The tunes played all the time and some stayed in my head. There was one song, which I wished to get rid of, “When Grandma Got Run over By A Reindeer”. Maybe it reminded me of when I was four years old and innocently, chased Santa Claus away from my childhood friend’s home.
Now more than four decades later, the little Jewish girl became observant, (that would be me). Only ten years ago, in the middle of my marriage and my life, when my son was eight and my daughter was two years old, I went to a Torah class with my friend, with no real plan, but my Father in Heaven had one. I kept learning, and finally heard the true music that was always playing within the depths of my soul, and I came home. With much help from Above, as well as many wonderful people, have led my husband and children to becoming observant. I am so grateful that they did not put me on a sled and chase me away!

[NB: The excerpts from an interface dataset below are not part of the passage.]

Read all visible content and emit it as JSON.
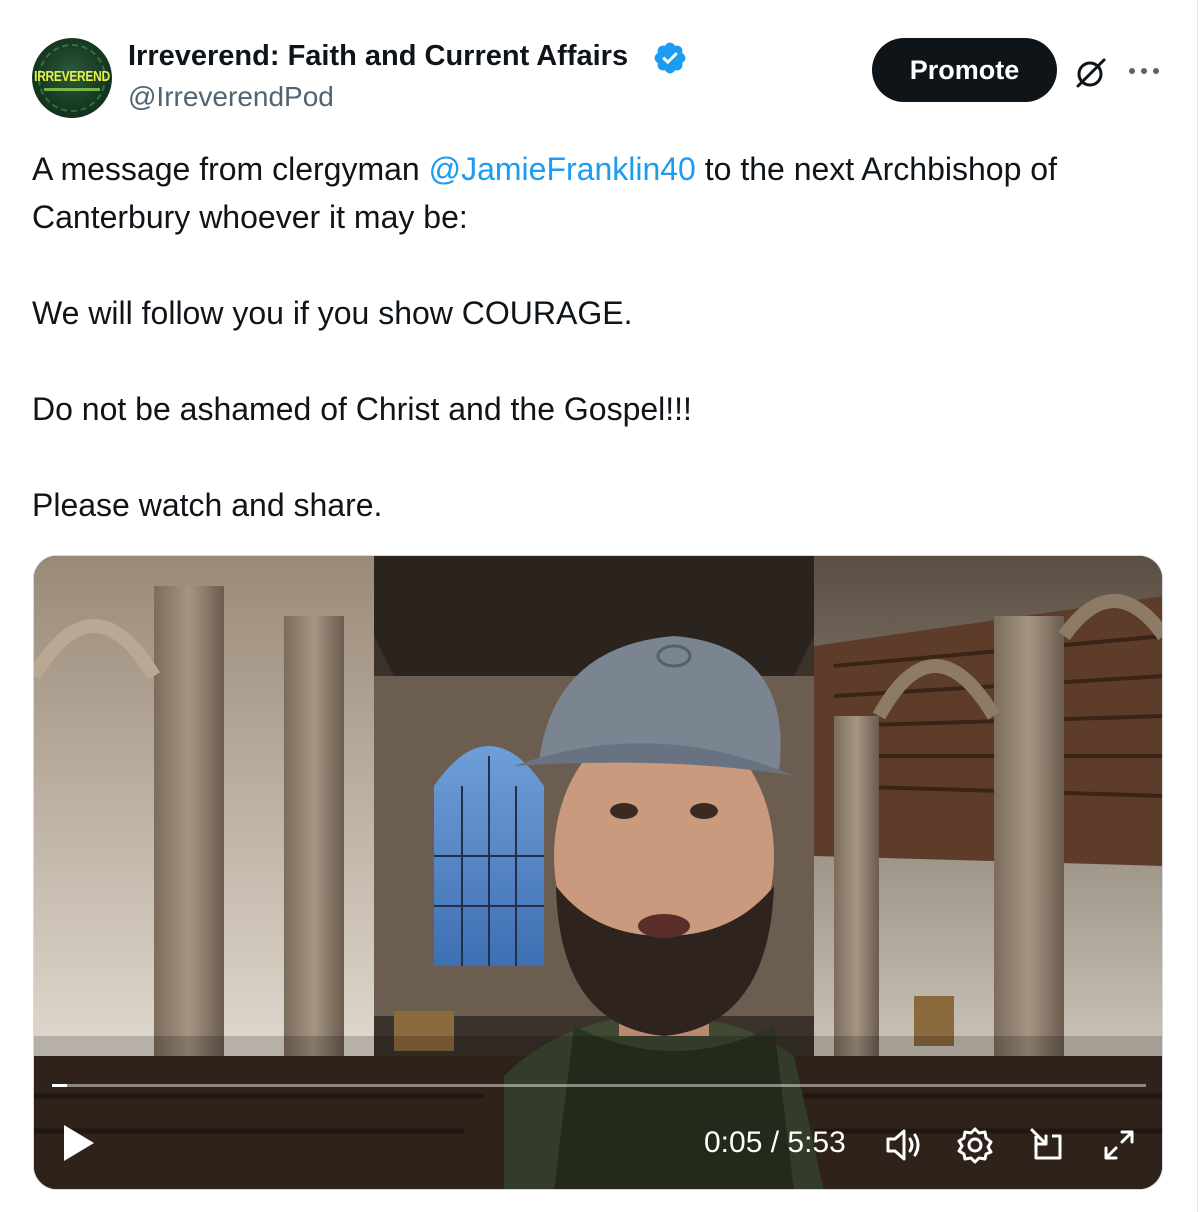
{
  "author": {
    "display_name": "Irreverend: Faith and Current Affairs",
    "handle": "@IrreverendPod",
    "avatar_text": "IRREVEREND",
    "verified_icon": "verified-badge-icon"
  },
  "header_actions": {
    "promote_label": "Promote",
    "grok_icon": "grok-icon",
    "more_icon": "more-icon"
  },
  "tweet": {
    "line1_prefix": "A message from clergyman ",
    "mention": "@JamieFranklin40",
    "line1_suffix": " to the next Archbishop of Canterbury whoever it may be:",
    "para2": "We will follow you if you show COURAGE.",
    "para3": "Do not be ashamed of Christ and the Gospel!!!",
    "para4": "Please watch and share."
  },
  "video": {
    "time_display": "0:05 / 5:53",
    "progress_fraction": 0.014,
    "icons": [
      "play-icon",
      "volume-icon",
      "settings-icon",
      "pip-icon",
      "fullscreen-icon"
    ]
  },
  "colors": {
    "text": "#0f1419",
    "secondary": "#536471",
    "link": "#1d9bf0",
    "verified": "#1d9bf0",
    "button_bg": "#0f1419"
  }
}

I recently spoke to Kathy, my childhood best friend about that fateful day over four decades ago. Then an unbelievable thing happened. It turns out that Kathy and her siblings continued to believe in Santa Claus for at least four more years, after my announcement! They did not stop believing in Santa Claus because of the little Jewish girl, they stopped on their own. Kathy said that she wished I had asked her so many years ago. I realized that the story had now come full circle as had my life. I felt blessed.
When what to my wandering eyes
But a miniature sleigh
And eight tiny reindeer!
The eight tiny reindeer that I had been so familiar with from childhood, especially that shiny nosed one, were replaced with the eight shining candles of Chanukah.
I have learned that by observing the Torah mitzvahs, I can become a candle of G-d, a shining emissary of His Divine light. I can also pass the candle; and pass His glorious light on to my children, and to the world.
The little Jewish girl (that would be me), found her way home.
*For privacy, the name has been changed.
The author retains all rights to this article. It can be printed for personal use only; it can not be used for publication or professional use, without prior consent from the author.
Originally Posted December 15th, 2008